» **WHAT YOU SHOULD DO**
Retype all of the lines below with no changes.

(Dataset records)
:::

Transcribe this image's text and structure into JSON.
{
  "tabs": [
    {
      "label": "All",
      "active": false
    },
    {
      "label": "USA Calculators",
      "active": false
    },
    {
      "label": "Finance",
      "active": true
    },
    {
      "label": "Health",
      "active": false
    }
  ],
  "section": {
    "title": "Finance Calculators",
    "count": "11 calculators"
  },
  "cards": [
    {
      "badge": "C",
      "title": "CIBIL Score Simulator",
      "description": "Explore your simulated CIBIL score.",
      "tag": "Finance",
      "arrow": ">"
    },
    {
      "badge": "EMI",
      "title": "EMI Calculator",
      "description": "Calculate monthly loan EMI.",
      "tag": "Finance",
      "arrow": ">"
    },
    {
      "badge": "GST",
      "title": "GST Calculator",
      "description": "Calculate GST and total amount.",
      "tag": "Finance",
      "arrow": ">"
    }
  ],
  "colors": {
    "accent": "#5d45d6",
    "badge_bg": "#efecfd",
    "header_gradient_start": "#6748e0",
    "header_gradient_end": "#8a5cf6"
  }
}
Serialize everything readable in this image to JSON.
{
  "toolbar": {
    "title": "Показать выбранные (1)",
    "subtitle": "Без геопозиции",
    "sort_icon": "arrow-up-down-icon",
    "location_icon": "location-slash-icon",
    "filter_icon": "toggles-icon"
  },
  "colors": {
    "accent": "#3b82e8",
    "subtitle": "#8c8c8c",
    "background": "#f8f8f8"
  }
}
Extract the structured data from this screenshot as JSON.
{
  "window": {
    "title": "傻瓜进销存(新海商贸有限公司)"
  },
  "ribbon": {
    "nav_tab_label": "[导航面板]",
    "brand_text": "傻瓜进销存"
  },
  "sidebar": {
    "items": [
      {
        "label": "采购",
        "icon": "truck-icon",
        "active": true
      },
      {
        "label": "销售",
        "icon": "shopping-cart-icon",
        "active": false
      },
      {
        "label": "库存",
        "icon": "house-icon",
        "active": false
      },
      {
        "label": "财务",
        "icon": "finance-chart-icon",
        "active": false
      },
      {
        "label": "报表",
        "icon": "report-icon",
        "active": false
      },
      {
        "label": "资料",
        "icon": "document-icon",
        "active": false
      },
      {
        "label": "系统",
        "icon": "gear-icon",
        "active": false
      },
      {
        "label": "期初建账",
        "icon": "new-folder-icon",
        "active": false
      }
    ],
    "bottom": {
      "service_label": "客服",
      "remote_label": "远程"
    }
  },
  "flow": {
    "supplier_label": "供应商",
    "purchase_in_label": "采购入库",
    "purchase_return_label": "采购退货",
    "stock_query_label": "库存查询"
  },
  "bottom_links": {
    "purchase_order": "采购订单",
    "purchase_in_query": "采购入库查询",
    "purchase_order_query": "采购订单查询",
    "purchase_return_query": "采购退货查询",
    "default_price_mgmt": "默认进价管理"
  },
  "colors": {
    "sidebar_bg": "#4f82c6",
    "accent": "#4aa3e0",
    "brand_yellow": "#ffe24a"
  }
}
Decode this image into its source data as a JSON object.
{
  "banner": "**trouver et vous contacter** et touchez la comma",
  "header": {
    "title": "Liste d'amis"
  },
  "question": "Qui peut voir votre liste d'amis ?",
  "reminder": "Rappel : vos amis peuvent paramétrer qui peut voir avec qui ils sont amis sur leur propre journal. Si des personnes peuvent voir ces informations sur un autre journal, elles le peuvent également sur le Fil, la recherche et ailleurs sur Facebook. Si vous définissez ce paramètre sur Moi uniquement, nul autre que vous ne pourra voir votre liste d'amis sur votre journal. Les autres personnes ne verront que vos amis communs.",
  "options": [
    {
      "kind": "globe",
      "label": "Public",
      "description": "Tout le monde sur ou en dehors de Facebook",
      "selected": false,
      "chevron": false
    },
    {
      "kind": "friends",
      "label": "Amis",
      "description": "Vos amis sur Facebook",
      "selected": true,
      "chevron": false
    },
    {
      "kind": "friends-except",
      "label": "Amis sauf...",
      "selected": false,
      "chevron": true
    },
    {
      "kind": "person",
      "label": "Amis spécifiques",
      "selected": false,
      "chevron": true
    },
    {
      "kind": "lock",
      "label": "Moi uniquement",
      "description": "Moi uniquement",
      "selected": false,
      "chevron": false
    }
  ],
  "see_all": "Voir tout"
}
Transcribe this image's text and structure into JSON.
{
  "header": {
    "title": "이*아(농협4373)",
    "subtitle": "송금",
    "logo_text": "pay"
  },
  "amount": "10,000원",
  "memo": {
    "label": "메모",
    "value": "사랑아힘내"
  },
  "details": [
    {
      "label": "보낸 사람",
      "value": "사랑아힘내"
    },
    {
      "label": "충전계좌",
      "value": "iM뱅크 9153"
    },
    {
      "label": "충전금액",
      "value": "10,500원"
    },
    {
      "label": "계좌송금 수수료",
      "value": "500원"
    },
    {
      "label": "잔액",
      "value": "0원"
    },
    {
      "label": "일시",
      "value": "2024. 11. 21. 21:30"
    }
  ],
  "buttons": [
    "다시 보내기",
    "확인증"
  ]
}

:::

» **RESPONSE FOR THIS EXERCISE**
Transcribe this image's text and structure into JSON.
{
  "tabs": [
    {
      "label": "All",
      "active": false
    },
    {
      "label": "USA Calculators",
      "active": false
    },
    {
      "label": "Finance",
      "active": true
    },
    {
      "label": "Health",
      "active": false
    }
  ],
  "section": {
    "title": "Finance Calculators",
    "count": "11 calculators"
  },
  "cards": [
    {
      "badge": "C",
      "title": "CIBIL Score Simulator",
      "description": "Explore your simulated CIBIL score.",
      "tag": "Finance",
      "arrow": ">"
    },
    {
      "badge": "EMI",
      "title": "EMI Calculator",
      "description": "Calculate monthly loan EMI.",
      "tag": "Finance",
      "arrow": ">"
    },
    {
      "badge": "GST",
      "title": "GST Calculator",
      "description": "Calculate GST and total amount.",
      "tag": "Finance",
      "arrow": ">"
    }
  ],
  "colors": {
    "accent": "#5d45d6",
    "badge_bg": "#efecfd",
    "header_gradient_start": "#6748e0",
    "header_gradient_end": "#8a5cf6"
  }
}
Serialize everything readable in this image to JSON.
{
  "toolbar": {
    "title": "Показать выбранные (1)",
    "subtitle": "Без геопозиции",
    "sort_icon": "arrow-up-down-icon",
    "location_icon": "location-slash-icon",
    "filter_icon": "toggles-icon"
  },
  "colors": {
    "accent": "#3b82e8",
    "subtitle": "#8c8c8c",
    "background": "#f8f8f8"
  }
}
Extract the structured data from this screenshot as JSON.
{
  "window": {
    "title": "傻瓜进销存(新海商贸有限公司)"
  },
  "ribbon": {
    "nav_tab_label": "[导航面板]",
    "brand_text": "傻瓜进销存"
  },
  "sidebar": {
    "items": [
      {
        "label": "采购",
        "icon": "truck-icon",
        "active": true
      },
      {
        "label": "销售",
        "icon": "shopping-cart-icon",
        "active": false
      },
      {
        "label": "库存",
        "icon": "house-icon",
        "active": false
      },
      {
        "label": "财务",
        "icon": "finance-chart-icon",
        "active": false
      },
      {
        "label": "报表",
        "icon": "report-icon",
        "active": false
      },
      {
        "label": "资料",
        "icon": "document-icon",
        "active": false
      },
      {
        "label": "系统",
        "icon": "gear-icon",
        "active": false
      },
      {
        "label": "期初建账",
        "icon": "new-folder-icon",
        "active": false
      }
    ],
    "bottom": {
      "service_label": "客服",
      "remote_label": "远程"
    }
  },
  "flow": {
    "supplier_label": "供应商",
    "purchase_in_label": "采购入库",
    "purchase_return_label": "采购退货",
    "stock_query_label": "库存查询"
  },
  "bottom_links": {
    "purchase_order": "采购订单",
    "purchase_in_query": "采购入库查询",
    "purchase_order_query": "采购订单查询",
    "purchase_return_query": "采购退货查询",
    "default_price_mgmt": "默认进价管理"
  },
  "colors": {
    "sidebar_bg": "#4f82c6",
    "accent": "#4aa3e0",
    "brand_yellow": "#ffe24a"
  }
}
Decode this image into its source data as a JSON object.
{
  "banner": "**trouver et vous contacter** et touchez la comma",
  "header": {
    "title": "Liste d'amis"
  },
  "question": "Qui peut voir votre liste d'amis ?",
  "reminder": "Rappel : vos amis peuvent paramétrer qui peut voir avec qui ils sont amis sur leur propre journal. Si des personnes peuvent voir ces informations sur un autre journal, elles le peuvent également sur le Fil, la recherche et ailleurs sur Facebook. Si vous définissez ce paramètre sur Moi uniquement, nul autre que vous ne pourra voir votre liste d'amis sur votre journal. Les autres personnes ne verront que vos amis communs.",
  "options": [
    {
      "kind": "globe",
      "label": "Public",
      "description": "Tout le monde sur ou en dehors de Facebook",
      "selected": false,
      "chevron": false
    },
    {
      "kind": "friends",
      "label": "Amis",
      "description": "Vos amis sur Facebook",
      "selected": true,
      "chevron": false
    },
    {
      "kind": "friends-except",
      "label": "Amis sauf...",
      "selected": false,
      "chevron": true
    },
    {
      "kind": "person",
      "label": "Amis spécifiques",
      "selected": false,
      "chevron": true
    },
    {
      "kind": "lock",
      "label": "Moi uniquement",
      "description": "Moi uniquement",
      "selected": false,
      "chevron": false
    }
  ],
  "see_all": "Voir tout"
}
Transcribe this image's text and structure into JSON.
{
  "header": {
    "title": "이*아(농협4373)",
    "subtitle": "송금",
    "logo_text": "pay"
  },
  "amount": "10,000원",
  "memo": {
    "label": "메모",
    "value": "사랑아힘내"
  },
  "details": [
    {
      "label": "보낸 사람",
      "value": "사랑아힘내"
    },
    {
      "label": "충전계좌",
      "value": "iM뱅크 9153"
    },
    {
      "label": "충전금액",
      "value": "10,500원"
    },
    {
      "label": "계좌송금 수수료",
      "value": "500원"
    },
    {
      "label": "잔액",
      "value": "0원"
    },
    {
      "label": "일시",
      "value": "2024. 11. 21. 21:30"
    }
  ],
  "buttons": [
    "다시 보내기",
    "확인증"
  ]
}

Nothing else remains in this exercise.